Directions for this task:
Report all lines below with the word "also".

Dataset content:
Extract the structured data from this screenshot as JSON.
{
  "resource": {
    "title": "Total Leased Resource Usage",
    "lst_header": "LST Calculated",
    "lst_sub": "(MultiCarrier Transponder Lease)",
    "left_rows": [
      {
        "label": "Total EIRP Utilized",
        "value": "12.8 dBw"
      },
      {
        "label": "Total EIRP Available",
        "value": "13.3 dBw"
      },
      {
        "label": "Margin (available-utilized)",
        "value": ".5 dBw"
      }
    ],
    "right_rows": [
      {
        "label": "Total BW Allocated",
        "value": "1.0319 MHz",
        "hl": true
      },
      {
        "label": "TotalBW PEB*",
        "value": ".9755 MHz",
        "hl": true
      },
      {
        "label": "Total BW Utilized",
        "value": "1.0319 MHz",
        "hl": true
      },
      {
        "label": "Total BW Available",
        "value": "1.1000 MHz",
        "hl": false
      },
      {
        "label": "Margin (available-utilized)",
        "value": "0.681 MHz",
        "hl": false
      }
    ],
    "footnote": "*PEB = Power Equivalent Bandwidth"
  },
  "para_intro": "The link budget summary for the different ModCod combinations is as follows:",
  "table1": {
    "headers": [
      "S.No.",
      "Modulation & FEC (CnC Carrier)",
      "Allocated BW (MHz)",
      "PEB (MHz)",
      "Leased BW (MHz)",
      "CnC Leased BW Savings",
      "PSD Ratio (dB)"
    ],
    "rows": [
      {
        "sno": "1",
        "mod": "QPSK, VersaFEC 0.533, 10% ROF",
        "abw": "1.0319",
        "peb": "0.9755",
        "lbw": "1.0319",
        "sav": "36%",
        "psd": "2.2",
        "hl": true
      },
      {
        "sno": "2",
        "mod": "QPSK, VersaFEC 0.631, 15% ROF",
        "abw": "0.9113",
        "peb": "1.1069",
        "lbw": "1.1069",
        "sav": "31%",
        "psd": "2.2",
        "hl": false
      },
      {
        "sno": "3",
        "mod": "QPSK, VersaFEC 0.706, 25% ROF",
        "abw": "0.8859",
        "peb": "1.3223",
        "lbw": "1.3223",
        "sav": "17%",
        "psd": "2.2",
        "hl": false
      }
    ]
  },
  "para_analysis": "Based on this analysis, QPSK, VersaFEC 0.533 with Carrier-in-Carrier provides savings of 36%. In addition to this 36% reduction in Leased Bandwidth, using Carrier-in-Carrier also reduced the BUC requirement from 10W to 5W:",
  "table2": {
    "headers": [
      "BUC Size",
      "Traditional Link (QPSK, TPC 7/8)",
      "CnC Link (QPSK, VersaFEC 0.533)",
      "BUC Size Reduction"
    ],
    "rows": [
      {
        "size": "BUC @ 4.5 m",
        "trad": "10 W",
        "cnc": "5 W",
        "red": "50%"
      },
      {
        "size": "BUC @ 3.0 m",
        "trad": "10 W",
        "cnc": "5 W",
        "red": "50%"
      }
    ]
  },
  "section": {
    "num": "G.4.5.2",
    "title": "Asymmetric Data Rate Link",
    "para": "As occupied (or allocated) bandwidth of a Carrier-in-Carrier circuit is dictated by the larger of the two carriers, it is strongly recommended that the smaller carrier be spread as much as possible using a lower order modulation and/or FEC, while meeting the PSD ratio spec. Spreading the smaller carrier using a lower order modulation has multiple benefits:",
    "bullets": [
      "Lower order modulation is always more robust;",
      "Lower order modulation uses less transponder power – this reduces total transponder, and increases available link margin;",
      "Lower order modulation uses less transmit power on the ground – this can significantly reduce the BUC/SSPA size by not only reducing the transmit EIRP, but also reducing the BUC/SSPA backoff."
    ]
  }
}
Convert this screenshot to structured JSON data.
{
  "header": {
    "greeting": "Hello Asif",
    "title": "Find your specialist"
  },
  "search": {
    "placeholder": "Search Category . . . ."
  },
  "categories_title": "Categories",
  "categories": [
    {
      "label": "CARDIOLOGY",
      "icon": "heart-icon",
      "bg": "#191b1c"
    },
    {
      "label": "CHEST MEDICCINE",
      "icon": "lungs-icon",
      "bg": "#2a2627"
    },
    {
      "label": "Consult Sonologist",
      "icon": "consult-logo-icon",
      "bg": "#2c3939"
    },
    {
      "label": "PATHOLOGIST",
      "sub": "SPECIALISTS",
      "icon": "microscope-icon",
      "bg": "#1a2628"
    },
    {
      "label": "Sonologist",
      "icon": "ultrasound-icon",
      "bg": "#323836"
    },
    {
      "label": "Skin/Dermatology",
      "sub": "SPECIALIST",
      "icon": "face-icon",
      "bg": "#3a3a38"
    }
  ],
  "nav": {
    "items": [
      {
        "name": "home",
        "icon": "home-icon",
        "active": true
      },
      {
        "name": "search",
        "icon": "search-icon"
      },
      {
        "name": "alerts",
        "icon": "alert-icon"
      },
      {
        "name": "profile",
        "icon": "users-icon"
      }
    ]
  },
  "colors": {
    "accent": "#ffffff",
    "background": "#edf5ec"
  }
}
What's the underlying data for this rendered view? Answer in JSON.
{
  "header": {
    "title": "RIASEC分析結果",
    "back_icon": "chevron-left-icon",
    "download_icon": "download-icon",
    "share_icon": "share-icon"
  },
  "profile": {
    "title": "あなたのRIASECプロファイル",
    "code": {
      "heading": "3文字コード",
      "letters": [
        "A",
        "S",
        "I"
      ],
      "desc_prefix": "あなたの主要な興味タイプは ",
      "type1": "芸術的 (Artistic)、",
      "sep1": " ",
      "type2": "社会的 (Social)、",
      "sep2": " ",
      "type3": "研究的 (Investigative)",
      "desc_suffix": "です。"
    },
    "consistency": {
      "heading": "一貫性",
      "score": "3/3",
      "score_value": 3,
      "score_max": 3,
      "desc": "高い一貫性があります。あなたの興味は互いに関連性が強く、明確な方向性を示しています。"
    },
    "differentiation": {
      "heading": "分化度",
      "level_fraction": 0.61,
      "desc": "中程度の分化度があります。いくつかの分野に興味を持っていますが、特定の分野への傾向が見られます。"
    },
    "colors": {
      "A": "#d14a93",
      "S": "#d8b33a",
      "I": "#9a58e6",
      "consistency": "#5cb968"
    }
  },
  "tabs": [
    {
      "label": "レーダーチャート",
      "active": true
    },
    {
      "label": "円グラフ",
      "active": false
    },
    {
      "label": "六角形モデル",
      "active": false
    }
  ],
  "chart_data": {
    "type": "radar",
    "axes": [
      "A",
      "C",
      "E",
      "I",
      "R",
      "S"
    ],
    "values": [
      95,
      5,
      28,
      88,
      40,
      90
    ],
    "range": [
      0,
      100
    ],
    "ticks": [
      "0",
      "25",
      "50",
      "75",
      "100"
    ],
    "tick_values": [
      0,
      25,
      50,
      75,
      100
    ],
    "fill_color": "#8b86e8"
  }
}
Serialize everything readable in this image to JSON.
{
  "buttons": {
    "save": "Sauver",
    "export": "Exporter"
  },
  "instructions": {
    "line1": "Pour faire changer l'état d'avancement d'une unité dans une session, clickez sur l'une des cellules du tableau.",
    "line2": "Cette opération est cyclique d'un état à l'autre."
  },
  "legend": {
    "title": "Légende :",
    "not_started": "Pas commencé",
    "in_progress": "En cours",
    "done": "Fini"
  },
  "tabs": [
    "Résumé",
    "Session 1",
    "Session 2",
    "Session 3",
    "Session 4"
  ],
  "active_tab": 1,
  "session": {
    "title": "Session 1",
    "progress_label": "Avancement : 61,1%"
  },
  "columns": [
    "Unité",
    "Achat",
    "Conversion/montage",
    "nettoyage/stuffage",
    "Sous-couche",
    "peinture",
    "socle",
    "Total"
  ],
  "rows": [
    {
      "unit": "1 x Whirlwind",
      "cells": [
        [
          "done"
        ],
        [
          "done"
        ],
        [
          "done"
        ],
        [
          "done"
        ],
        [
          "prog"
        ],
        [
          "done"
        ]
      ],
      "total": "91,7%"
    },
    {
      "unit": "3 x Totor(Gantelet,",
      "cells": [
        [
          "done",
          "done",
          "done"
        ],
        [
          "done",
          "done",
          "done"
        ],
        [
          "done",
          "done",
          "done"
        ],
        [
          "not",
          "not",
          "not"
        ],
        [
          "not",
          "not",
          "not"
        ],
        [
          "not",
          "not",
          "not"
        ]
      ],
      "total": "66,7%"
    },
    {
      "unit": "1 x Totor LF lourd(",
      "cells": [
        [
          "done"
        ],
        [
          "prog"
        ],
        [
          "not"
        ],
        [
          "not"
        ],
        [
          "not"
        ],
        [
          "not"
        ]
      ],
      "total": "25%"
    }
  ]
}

Solved problem:
  "para_analysis": "Based on this analysis, QPSK, VersaFEC 0.533 with Carrier-in-Carrier provides savings of 36%. In addition to this 36% reduction in Leased Bandwidth, using Carrier-in-Carrier also reduced the BUC requirement from 10W to 5W:",
      "Lower order modulation uses less transmit power on the ground – this can significantly reduce the BUC/SSPA size by not only reducing the transmit EIRP, but also reducing the BUC/SSPA backoff."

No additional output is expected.